    "While consumers are unlikely to know what trans fats are, they do know they are bad for their health. They also know saturated fats are bad and too many calories are bad." The question, he says, is how much are they willing to pay for these benefits.
In conclusion, it should be acknowledged that some food product developers privately believe the crusade against trans fats is more about marketing and less about health. There also is some concern from food industry critics that the removal of trans fat may create the illusion of food companies doing the healthy thing without really changing their high fat products. That’s especially true for those processors who choose to replace trans fats with high saturated fat alternatives.
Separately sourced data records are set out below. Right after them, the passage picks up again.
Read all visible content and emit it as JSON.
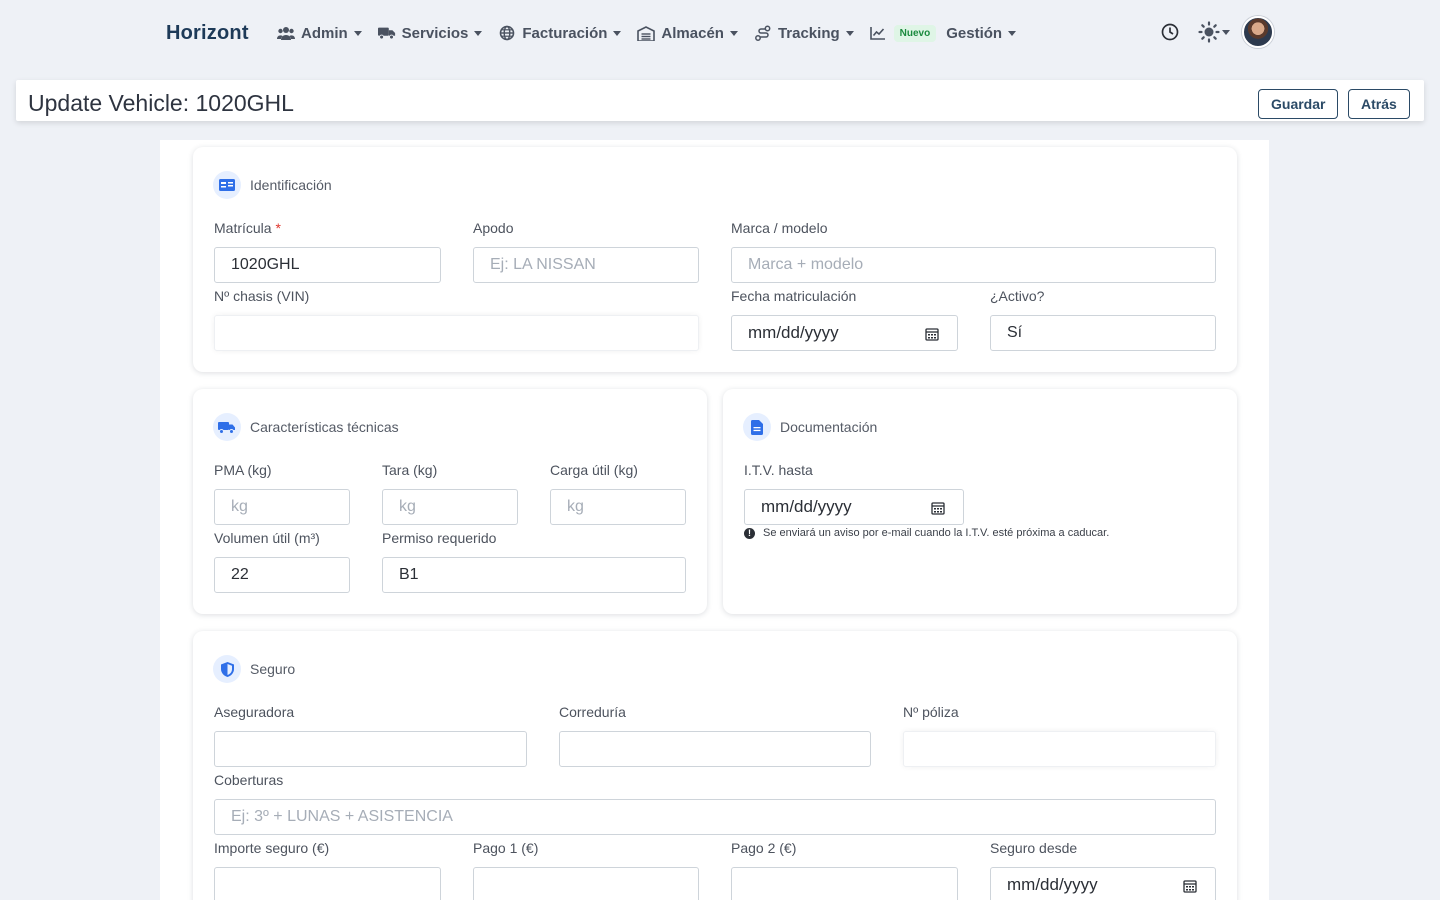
{
  "nav": {
    "brand": "Horizont",
    "items": [
      {
        "label": "Admin",
        "icon": "users-icon"
      },
      {
        "label": "Servicios",
        "icon": "truck-icon"
      },
      {
        "label": "Facturación",
        "icon": "globe-icon"
      },
      {
        "label": "Almacén",
        "icon": "warehouse-icon"
      },
      {
        "label": "Tracking",
        "icon": "route-icon"
      }
    ],
    "badge": "Nuevo",
    "gestion": "Gestión"
  },
  "header": {
    "title": "Update Vehicle: 1020GHL",
    "save": "Guardar",
    "back": "Atrás"
  },
  "identificacion": {
    "title": "Identificación",
    "matricula_label": "Matrícula",
    "matricula_required": "*",
    "matricula_value": "1020GHL",
    "apodo_label": "Apodo",
    "apodo_placeholder": "Ej: LA NISSAN",
    "marca_label": "Marca / modelo",
    "marca_placeholder": "Marca + modelo",
    "chasis_label": "Nº chasis (VIN)",
    "fecha_label": "Fecha matriculación",
    "fecha_value": "mm/dd/yyyy",
    "activo_label": "¿Activo?",
    "activo_value": "Sí"
  },
  "tecnicas": {
    "title": "Características técnicas",
    "pma_label": "PMA (kg)",
    "tara_label": "Tara (kg)",
    "carga_label": "Carga útil (kg)",
    "kg_placeholder": "kg",
    "volumen_label": "Volumen útil (m³)",
    "volumen_value": "22",
    "permiso_label": "Permiso requerido",
    "permiso_value": "B1"
  },
  "documentacion": {
    "title": "Documentación",
    "itv_label": "I.T.V. hasta",
    "itv_value": "mm/dd/yyyy",
    "hint": "Se enviará un aviso por e-mail cuando la I.T.V. esté próxima a caducar."
  },
  "seguro": {
    "title": "Seguro",
    "aseguradora_label": "Aseguradora",
    "correduria_label": "Correduría",
    "poliza_label": "Nº póliza",
    "coberturas_label": "Coberturas",
    "coberturas_placeholder": "Ej: 3º + LUNAS + ASISTENCIA",
    "importe_label": "Importe seguro (€)",
    "pago1_label": "Pago 1 (€)",
    "pago2_label": "Pago 2 (€)",
    "desde_label": "Seguro desde",
    "desde_value": "mm/dd/yyyy"
  }
}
But a mandate, even just a labeling one, is still a mandate. And it’s apparent many consumers are catching on. Whatever the cost to the industry of replacing trans fats, the cost of losing consumers is incalculable.


NOTE TO PROCUREMENT

Be wary about the switch. Get R&D to critically evaluate and compare the fatty acid profiles of all of the fat choices. Get them to look for other healthy benefits, such as omega-3 fatty acid content and phytosterols. Compare the ounce-for-ounce cost of the trans-free alternatives with the partially hydrogenated incumbent. Recognize that cost is a complex matter and involves formulation and manufacturing elements, but realize the removal of trans fatty acids is necessary.

If the new oils carry a hefty price tag for high stability, make sure your product requires that level of stability before you spend. High-stability oils (and their high price) may not be necessary if your product is frozen or does not require extended shelf life. Consider alternative packaging to improve shelf life instead.

There may not be a need to spend excessive amounts on nutritional analysis. Rely on supplier specification sheets to build the nutritional profile of your finished product – but ensure they have used approved methods of analysis (AOAC 996.06 or other approved method).

Talk to your plant operations people, too. Determine the impact on production facilities, including the need for special equipment to store and handle quantities of oil, which previously was a semi-solid shortening in your system. Clarify if the storage and processing conditions can affect heat and shelf life stability.


GOOD TRANS FATS

There are many kinds of trans fatty acids and they are not all the same. Not all are bad for health. In fact, two have been identified to be beneficial for human health.

Oleic acid, a monounsaturated fatty acid, is probably the most common fatty acid in our foods. When partially hydrogenated to produce spreadable margarine, oleic acid is converted into a trans form called elaidic acid (9-trans-octadecenoic acid), the predominant trans fat acid produced by commercial hydrogenation. Ruminants create another form of trans fat, vaccenic acid (11-trans-octadecenoic acid) as a result of the hydrogenation of oleic acid by intestinal bacteria.

Conjugated linoleic acid, popularly referred to as CLA (cis-9, trans-11 conjugated linoleic acid), has beneficial effects. Found in greatest amounts in dairy products, CLA may also be formed in the body by the conversion of vaccenic acid. Cornell researcher Adam Lock identified these two trans fatty acids as potent inhibitors of cancers such as breast cancer. Preliminary studies show CLA may benefit atherosclerosis and osteoporosis, help reduce body fat, increase lean muscle mass and may improve the immune response.

Dairy fat contains very small amounts of naturally occurring trans fats. For example, 8 oz. of whole milk or 1 oz. of cheddar cheese each contains 300 mg (0.3 g) of trans fat -- in contrast to a donut, which may contain 10 times as much (3,000 mg) of trans fat.




About the Author

Kantha Shelke is a principal at Corvus Blue LLC, a Chicago firm that specializes in competitive intelligence and exper witness services. Contact here at kantha@ais.net or 312-951-5810.
Share Print Reprints Permissions

What are your comments?

Join the discussion today. Login Here.

Comments

No one has commented on this page yet.

RSS feed for comments on this page | RSS feed for all comments